**PROBLEM STATEMENT**
Please set out each line below exactly as it stands, without the images.

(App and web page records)

•••

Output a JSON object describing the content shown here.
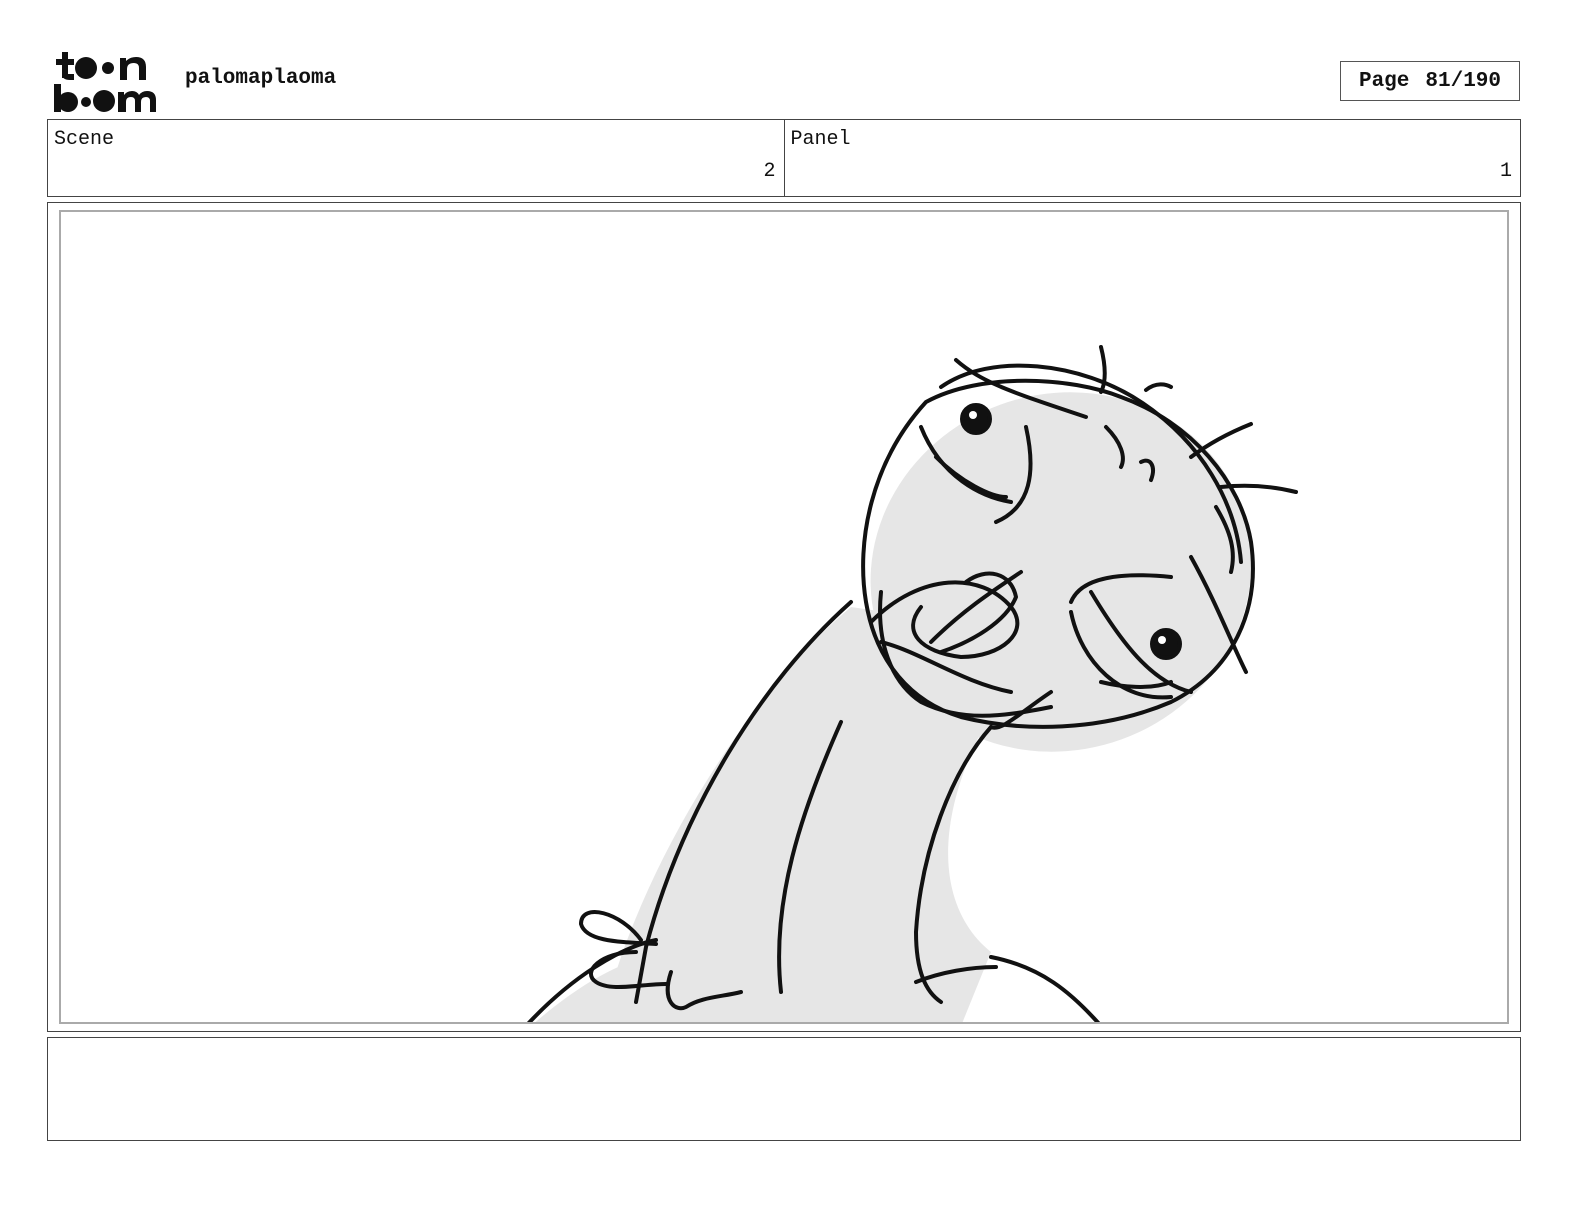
{
  "header": {
    "logo_text": "toon boom",
    "project_name": "palomaplaoma",
    "page_label": "Page",
    "page_number": "81/190"
  },
  "scene": {
    "label": "Scene",
    "value": "2"
  },
  "panel": {
    "label": "Panel",
    "value": "1"
  },
  "panel_image": {
    "icon": "storyboard-sketch-character"
  },
  "notes": {
    "text": ""
  }
}
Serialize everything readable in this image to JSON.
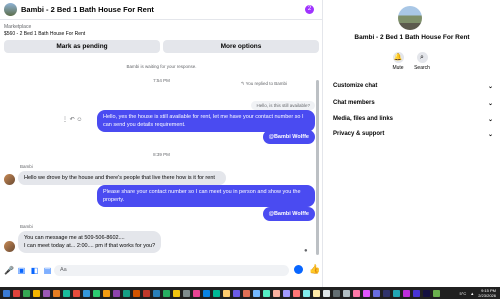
{
  "header": {
    "title": "Bambi - 2 Bed 1 Bath House For Rent",
    "menu_glyph": "2"
  },
  "listing": {
    "label": "Marketplace",
    "price_title": "$560 - 2 Bed 1 Bath House For Rent"
  },
  "actions": {
    "mark_pending": "Mark as pending",
    "more_options": "More options"
  },
  "thread": {
    "waiting": "Bambi is waiting for your response.",
    "time1": "7:54 PM",
    "you_replied": "You replied to Bambi",
    "quoted": "Hello, is this still available?",
    "out1": "Hello, yes the house is still available for rent, let me have your contact number so I can send you details requirement.",
    "mention1": "@Bambi Wolffe",
    "time2": "8:39 PM",
    "sender1": "Bambi",
    "in1": "Hello we drove by the house and there's people that live there how is it for rent",
    "out2": "Please share your contact number so I can meet you in person and show you the property.",
    "mention2": "@Bambi Wolffe",
    "sender2": "Bambi",
    "in2_line1": "You can message me at 509-506-8602....",
    "in2_line2": "I can meet today at... 2:00.... pm if that works for you?"
  },
  "composer": {
    "placeholder": "Aa"
  },
  "info": {
    "name": "Bambi - 2 Bed 1 Bath House For Rent",
    "mute": "Mute",
    "search": "Search",
    "rows": [
      "Customize chat",
      "Chat members",
      "Media, files and links",
      "Privacy & support"
    ]
  },
  "taskbar": {
    "temp": "5°C",
    "time": "9:15 PM",
    "date": "2/23/2026",
    "icon_colors": [
      "#3a7bd5",
      "#e0433b",
      "#35a853",
      "#f4b400",
      "#9b59b6",
      "#e67e22",
      "#1abc9c",
      "#e74c3c",
      "#3498db",
      "#2ecc71",
      "#f39c12",
      "#8e44ad",
      "#16a085",
      "#d35400",
      "#c0392b",
      "#2980b9",
      "#27ae60",
      "#f1c40f",
      "#7f8c8d",
      "#e84393",
      "#0984e3",
      "#00b894",
      "#fdcb6e",
      "#6c5ce7",
      "#e17055",
      "#74b9ff",
      "#55efc4",
      "#fab1a0",
      "#a29bfe",
      "#ff7675",
      "#81ecec",
      "#ffeaa7",
      "#dfe6e9",
      "#636e72",
      "#b2bec3",
      "#fd79a8",
      "#e056fd",
      "#686de0",
      "#30336b",
      "#22a6b3",
      "#be2edd",
      "#4834d4",
      "#130f40",
      "#6ab04c",
      "#eb4d4b",
      "#f9ca24",
      "#badc58",
      "#c7ecee",
      "#95afc0",
      "#535c68"
    ]
  },
  "colors": {
    "accent": "#4a4bf1",
    "link": "#0866ff",
    "muted": "#65676b"
  }
}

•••

**WRITTEN RESPONSE**
Output a JSON object describing the content shown here.
{
  "header": {
    "logo_text": "toon boom",
    "project_name": "palomaplaoma",
    "page_label": "Page",
    "page_number": "81/190"
  },
  "scene": {
    "label": "Scene",
    "value": "2"
  },
  "panel": {
    "label": "Panel",
    "value": "1"
  },
  "panel_image": {
    "icon": "storyboard-sketch-character"
  },
  "notes": {
    "text": ""
  }
}
Serialize everything readable in this image to JSON.
{
  "header": {
    "title": "Bambi - 2 Bed 1 Bath House For Rent",
    "menu_glyph": "2"
  },
  "listing": {
    "label": "Marketplace",
    "price_title": "$560 - 2 Bed 1 Bath House For Rent"
  },
  "actions": {
    "mark_pending": "Mark as pending",
    "more_options": "More options"
  },
  "thread": {
    "waiting": "Bambi is waiting for your response.",
    "time1": "7:54 PM",
    "you_replied": "You replied to Bambi",
    "quoted": "Hello, is this still available?",
    "out1": "Hello, yes the house is still available for rent, let me have your contact number so I can send you details requirement.",
    "mention1": "@Bambi Wolffe",
    "time2": "8:39 PM",
    "sender1": "Bambi",
    "in1": "Hello we drove by the house and there's people that live there how is it for rent",
    "out2": "Please share your contact number so I can meet you in person and show you the property.",
    "mention2": "@Bambi Wolffe",
    "sender2": "Bambi",
    "in2_line1": "You can message me at 509-506-8602....",
    "in2_line2": "I can meet today at... 2:00.... pm if that works for you?"
  },
  "composer": {
    "placeholder": "Aa"
  },
  "info": {
    "name": "Bambi - 2 Bed 1 Bath House For Rent",
    "mute": "Mute",
    "search": "Search",
    "rows": [
      "Customize chat",
      "Chat members",
      "Media, files and links",
      "Privacy & support"
    ]
  },
  "taskbar": {
    "temp": "5°C",
    "time": "9:15 PM",
    "date": "2/23/2026",
    "icon_colors": [
      "#3a7bd5",
      "#e0433b",
      "#35a853",
      "#f4b400",
      "#9b59b6",
      "#e67e22",
      "#1abc9c",
      "#e74c3c",
      "#3498db",
      "#2ecc71",
      "#f39c12",
      "#8e44ad",
      "#16a085",
      "#d35400",
      "#c0392b",
      "#2980b9",
      "#27ae60",
      "#f1c40f",
      "#7f8c8d",
      "#e84393",
      "#0984e3",
      "#00b894",
      "#fdcb6e",
      "#6c5ce7",
      "#e17055",
      "#74b9ff",
      "#55efc4",
      "#fab1a0",
      "#a29bfe",
      "#ff7675",
      "#81ecec",
      "#ffeaa7",
      "#dfe6e9",
      "#636e72",
      "#b2bec3",
      "#fd79a8",
      "#e056fd",
      "#686de0",
      "#30336b",
      "#22a6b3",
      "#be2edd",
      "#4834d4",
      "#130f40",
      "#6ab04c",
      "#eb4d4b",
      "#f9ca24",
      "#badc58",
      "#c7ecee",
      "#95afc0",
      "#535c68"
    ]
  },
  "colors": {
    "accent": "#4a4bf1",
    "link": "#0866ff",
    "muted": "#65676b"
  }
}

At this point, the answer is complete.